By combining information from a psychiatric examination, a key informant interview, and medical records, Östling and Skoog Article found that 10% of nondemented 85-year-olds experienced hallucinations or delusions and 6% had paranoid ideation. These symptoms were associated with sensory impairments, cardiovascular disorders, development of dementia, and increased mortality. They conclude that psychotic symptoms in old age are more frequent than previously thought and that it is crucial to obtain information from multiple sources in the clinical evaluation of elderly patients.
A commentary by Breitner is included.
Tohen et al Article compared the efficacy and safety of treatment of bipolar disorder with either of 2 conventionally used drugs, lithium or valproate, vs combined therapy consisting of either drug added to the atypical antipsychotic olanzapine. The olanzapine cotherapies were found to improve patients' levels of mania significantly more than the monotherapies, and levels of depression were dramatically improved by cotherapy. These findings show that the addition of olanzapine may provide superior efficacy in the treatment of manic or mixed bipolar episodes.

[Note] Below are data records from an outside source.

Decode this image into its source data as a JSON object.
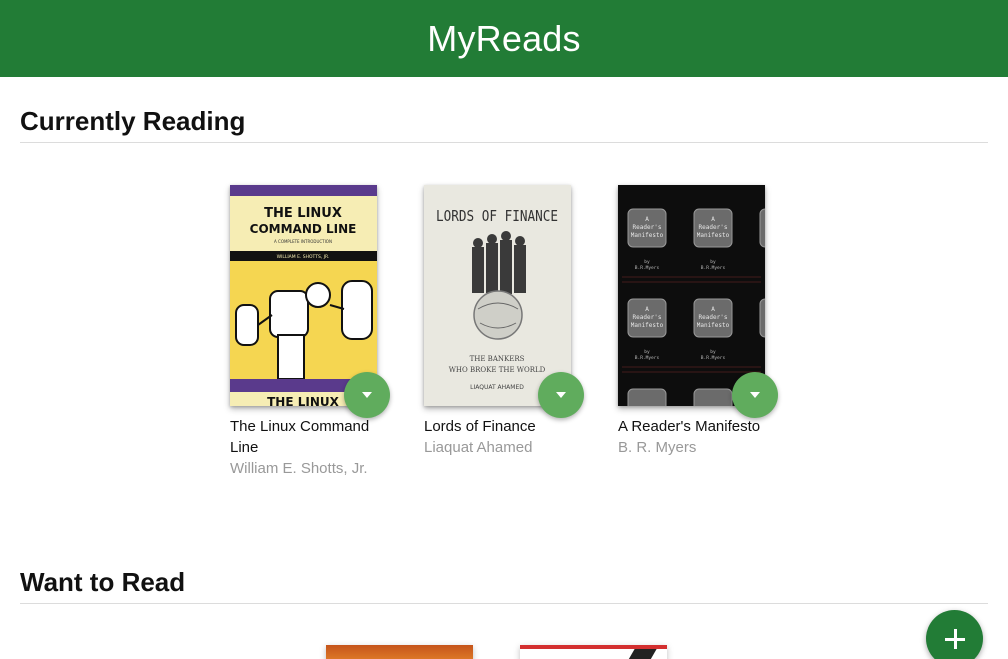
{
  "app": {
    "title": "MyReads"
  },
  "shelves": [
    {
      "title": "Currently Reading",
      "books": [
        {
          "title": "The Linux Command Line",
          "authors": "William E. Shotts, Jr.",
          "cover": "linux-cover"
        },
        {
          "title": "Lords of Finance",
          "authors": "Liaquat Ahamed",
          "cover": "finance-cover"
        },
        {
          "title": "A Reader's Manifesto",
          "authors": "B. R. Myers",
          "cover": "manifesto-cover"
        }
      ]
    },
    {
      "title": "Want to Read",
      "books": []
    }
  ],
  "covers": {
    "linux": {
      "line1": "THE LINUX",
      "line2": "COMMAND LINE",
      "sub": "A COMPLETE INTRODUCTION",
      "author": "WILLIAM E. SHOTTS, JR.",
      "bottom": "THE LINUX"
    },
    "finance": {
      "title": "LORDS OF FINANCE",
      "sub1": "THE BANKERS",
      "sub2": "WHO BROKE THE WORLD",
      "author": "LIAQUAT AHAMED"
    },
    "manifesto": {
      "label1": "A",
      "label2": "Reader's",
      "label3": "Manifesto",
      "by": "by",
      "author": "B.R.Myers"
    }
  },
  "icons": {
    "shelf_changer": "chevron-down-icon",
    "add": "plus-icon"
  },
  "colors": {
    "header": "#227c36",
    "changer": "#60ac5d",
    "add_button": "#227c36",
    "author_text": "#999999"
  }
}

Posternak and Zimmerman Article rigorously evaluated a large cohort of depressed psychiatric outpatients and tested multiple hypotheses regarding how depressed patients with atypical features would differ from those without atypical features. The results offer some support for the validity of the atypical features subtype but suggest that the diagnostic criteria set may require further modification.
Mojtabai et al Article examine factors beyond severity and comorbidity in pathways to mental health specialty care. They show that different factors affect perceived need, decisions to seek help and professional mental health utilization. They illustrate the need for more targeted educational and behavioral change strategies to close the gap between need and appropriate care.
Despite its long use in clinical settings, the infamous reputation of hypnosis has darkened its research potential to cognitive science. Current techniques open new opportunities to use hypnosis and posthypnotic suggestion as probes into neural mechanisms and reciprocally provide a means of studying hypnosis itself. Raz and Shapiro Article describe not only how hypnotism can provide a way to tap neurocognitive questions but also how cognitive assays can in turn shed new light on the neural bases of hypnosis.
This Month in Archives of General Psychiatry. Arch Gen Psychiatry. 2002;59(1):9. doi:10.1001/archpsyc.59.1.9
Coronavirus Resource Center